About forgiveness

When Della Brown was 22 years old, she had just returned from a hellish year serving as a U.S. Army nurse in a combat hospital in Vietnam. During that time she had learned and lost much. She had made mistakes: errors of judgment, of inexperience. One mistake may have ended the life of a grievously injured soldier. Another cost Della her best friend. Thirty years later, Della was forced to confront those mistakes and find out whether she could learn to forgive: her country, her family, and most of all, herself.

Della is a fictional character in my novel Her Own Vietnam. But her dilemma is real. Many of us have made our own lives more difficult by holding onto grievances and regrets.

Looking back at your 22-year-old self, what would you counsel her about forgiveness?

This is how my guest blog on TNBBC’s The Next Best Book Blog begins. And then a dozen women answer the question in fascinating ways.

What would you say?

Read their answers here.


What was she thinking?

I don’t know about you, but as I read I often wonder what the author was thinking. Why did she choose that detail? What did this segment mean to her? What did she expect us, the readers, to glean from that phrase?

The Guiltless Reader blog likes to answer those questions. They post excerpts from current books along with the author’s insights about what was in her mind as she wrote the scene.

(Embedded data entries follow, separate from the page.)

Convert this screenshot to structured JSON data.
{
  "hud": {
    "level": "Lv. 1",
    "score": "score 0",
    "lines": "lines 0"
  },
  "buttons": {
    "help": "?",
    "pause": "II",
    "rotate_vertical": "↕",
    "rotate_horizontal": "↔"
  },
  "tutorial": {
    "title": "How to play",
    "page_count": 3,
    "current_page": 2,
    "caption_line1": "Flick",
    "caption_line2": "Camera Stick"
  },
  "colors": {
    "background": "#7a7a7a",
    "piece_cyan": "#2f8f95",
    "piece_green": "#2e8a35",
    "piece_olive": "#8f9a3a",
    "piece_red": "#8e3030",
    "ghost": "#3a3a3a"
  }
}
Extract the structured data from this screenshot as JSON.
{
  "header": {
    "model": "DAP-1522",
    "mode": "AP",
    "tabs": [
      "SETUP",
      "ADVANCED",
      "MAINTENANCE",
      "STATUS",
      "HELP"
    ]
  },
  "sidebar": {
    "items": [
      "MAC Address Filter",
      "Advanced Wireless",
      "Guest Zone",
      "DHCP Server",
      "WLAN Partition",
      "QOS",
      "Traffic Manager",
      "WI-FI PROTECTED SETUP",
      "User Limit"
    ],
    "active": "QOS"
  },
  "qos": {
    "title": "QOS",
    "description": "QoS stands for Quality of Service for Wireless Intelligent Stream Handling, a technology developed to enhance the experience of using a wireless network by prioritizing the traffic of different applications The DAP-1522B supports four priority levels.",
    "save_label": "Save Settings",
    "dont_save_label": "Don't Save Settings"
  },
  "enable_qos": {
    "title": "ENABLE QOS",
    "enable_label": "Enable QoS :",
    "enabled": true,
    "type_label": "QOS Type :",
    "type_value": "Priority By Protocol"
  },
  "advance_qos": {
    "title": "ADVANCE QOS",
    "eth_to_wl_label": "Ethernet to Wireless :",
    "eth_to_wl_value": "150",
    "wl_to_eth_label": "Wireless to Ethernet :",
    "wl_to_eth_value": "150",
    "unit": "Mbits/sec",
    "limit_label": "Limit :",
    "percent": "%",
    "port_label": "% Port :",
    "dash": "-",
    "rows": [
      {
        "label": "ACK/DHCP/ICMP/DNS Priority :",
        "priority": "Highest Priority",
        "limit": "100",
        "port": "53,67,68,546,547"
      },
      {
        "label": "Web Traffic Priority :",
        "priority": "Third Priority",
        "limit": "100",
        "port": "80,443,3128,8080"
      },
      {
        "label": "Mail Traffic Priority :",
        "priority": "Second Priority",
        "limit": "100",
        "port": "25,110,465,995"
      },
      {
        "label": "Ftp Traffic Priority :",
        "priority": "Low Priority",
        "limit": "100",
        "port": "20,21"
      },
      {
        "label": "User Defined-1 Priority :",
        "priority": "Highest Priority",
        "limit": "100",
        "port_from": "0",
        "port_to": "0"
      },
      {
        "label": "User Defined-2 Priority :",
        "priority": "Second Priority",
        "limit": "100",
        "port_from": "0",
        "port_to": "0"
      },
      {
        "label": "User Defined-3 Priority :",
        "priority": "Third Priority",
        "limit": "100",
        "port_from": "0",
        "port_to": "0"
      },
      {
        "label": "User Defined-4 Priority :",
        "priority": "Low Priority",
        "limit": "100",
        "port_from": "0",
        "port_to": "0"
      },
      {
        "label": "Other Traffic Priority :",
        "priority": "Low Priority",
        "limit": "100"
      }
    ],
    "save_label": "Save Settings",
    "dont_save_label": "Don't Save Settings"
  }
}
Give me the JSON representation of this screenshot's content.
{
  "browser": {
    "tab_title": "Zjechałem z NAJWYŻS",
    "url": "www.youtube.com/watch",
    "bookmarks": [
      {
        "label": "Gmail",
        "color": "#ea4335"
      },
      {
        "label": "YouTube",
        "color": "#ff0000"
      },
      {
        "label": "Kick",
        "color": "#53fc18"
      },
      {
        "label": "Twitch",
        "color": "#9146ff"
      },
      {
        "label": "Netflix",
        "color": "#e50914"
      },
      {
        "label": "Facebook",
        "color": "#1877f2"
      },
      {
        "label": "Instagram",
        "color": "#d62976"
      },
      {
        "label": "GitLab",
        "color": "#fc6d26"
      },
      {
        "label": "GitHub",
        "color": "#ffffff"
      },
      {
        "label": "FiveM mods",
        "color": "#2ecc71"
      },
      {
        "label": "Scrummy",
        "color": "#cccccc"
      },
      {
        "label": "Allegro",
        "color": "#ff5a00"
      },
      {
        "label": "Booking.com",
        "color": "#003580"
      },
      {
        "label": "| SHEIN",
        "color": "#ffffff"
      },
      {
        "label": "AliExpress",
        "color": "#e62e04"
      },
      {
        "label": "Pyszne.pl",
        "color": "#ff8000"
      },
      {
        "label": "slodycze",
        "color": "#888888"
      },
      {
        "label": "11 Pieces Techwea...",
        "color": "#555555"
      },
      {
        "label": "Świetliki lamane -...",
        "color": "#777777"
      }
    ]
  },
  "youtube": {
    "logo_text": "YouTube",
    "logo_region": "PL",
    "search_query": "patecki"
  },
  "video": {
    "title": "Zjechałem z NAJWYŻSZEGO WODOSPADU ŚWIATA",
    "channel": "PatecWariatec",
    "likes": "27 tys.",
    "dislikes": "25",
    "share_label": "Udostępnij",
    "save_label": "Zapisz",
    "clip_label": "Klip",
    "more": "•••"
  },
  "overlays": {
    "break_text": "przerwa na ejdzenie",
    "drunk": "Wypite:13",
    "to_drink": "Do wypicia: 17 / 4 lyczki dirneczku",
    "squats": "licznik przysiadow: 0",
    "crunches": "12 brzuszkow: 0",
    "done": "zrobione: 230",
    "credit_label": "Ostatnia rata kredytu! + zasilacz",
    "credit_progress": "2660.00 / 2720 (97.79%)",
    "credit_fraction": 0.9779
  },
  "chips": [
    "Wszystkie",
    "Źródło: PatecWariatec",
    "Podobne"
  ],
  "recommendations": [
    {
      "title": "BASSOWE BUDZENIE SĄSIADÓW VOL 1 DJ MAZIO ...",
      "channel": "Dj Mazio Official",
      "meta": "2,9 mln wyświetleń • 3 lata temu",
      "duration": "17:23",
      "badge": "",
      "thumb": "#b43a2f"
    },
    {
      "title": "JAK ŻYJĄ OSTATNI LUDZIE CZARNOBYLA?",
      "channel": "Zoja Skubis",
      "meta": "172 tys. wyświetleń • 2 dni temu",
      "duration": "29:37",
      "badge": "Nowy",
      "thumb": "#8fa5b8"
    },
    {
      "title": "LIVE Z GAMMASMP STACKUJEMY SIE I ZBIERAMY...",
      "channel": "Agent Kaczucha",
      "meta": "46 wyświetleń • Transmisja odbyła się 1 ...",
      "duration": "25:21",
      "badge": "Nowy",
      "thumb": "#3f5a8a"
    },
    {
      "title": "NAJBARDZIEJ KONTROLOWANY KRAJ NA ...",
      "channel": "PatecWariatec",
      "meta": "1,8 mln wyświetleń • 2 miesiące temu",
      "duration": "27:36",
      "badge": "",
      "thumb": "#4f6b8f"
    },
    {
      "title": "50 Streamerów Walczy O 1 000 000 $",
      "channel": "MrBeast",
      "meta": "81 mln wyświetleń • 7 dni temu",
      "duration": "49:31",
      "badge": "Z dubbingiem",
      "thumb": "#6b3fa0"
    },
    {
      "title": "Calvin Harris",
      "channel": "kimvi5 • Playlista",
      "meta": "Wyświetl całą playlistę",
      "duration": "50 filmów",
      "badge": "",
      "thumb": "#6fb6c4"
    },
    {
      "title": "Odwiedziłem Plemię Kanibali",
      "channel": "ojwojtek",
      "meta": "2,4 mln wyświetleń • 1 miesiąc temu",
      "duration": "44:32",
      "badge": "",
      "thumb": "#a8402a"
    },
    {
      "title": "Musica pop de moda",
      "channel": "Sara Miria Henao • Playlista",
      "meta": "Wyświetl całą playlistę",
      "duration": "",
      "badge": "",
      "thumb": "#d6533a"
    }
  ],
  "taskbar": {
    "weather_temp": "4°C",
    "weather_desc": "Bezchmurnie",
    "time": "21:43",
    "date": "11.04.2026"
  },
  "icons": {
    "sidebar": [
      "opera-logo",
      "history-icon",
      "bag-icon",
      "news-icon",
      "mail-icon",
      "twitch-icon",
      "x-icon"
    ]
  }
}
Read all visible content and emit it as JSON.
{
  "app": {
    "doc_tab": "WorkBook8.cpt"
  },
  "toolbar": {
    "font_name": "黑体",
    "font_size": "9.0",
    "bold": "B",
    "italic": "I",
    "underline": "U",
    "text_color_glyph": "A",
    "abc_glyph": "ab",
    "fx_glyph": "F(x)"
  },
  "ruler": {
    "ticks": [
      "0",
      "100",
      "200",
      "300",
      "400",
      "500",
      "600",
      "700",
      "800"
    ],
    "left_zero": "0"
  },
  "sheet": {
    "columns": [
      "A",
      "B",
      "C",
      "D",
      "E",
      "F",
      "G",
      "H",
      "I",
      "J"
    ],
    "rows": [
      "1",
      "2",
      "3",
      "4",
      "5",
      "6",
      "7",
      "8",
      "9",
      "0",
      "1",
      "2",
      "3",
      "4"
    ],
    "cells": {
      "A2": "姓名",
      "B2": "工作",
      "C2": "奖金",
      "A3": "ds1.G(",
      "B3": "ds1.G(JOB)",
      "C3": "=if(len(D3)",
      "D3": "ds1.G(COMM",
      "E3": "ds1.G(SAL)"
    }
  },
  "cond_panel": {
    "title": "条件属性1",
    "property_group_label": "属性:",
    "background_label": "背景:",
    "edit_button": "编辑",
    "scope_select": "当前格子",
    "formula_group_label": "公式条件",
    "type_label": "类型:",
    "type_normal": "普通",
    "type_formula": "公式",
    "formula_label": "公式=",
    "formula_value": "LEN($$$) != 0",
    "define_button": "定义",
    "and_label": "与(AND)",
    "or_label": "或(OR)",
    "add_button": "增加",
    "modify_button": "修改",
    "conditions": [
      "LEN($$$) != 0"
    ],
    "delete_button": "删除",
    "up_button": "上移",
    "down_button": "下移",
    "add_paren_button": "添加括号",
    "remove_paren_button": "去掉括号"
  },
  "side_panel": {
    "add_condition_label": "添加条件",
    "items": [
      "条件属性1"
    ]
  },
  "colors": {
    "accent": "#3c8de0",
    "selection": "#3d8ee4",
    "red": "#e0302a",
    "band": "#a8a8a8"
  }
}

Today on the blog, you can read an excerpt from Her Own Vietnam and get a behind-the-scenes glimpse of what I was thinking as I wrote it.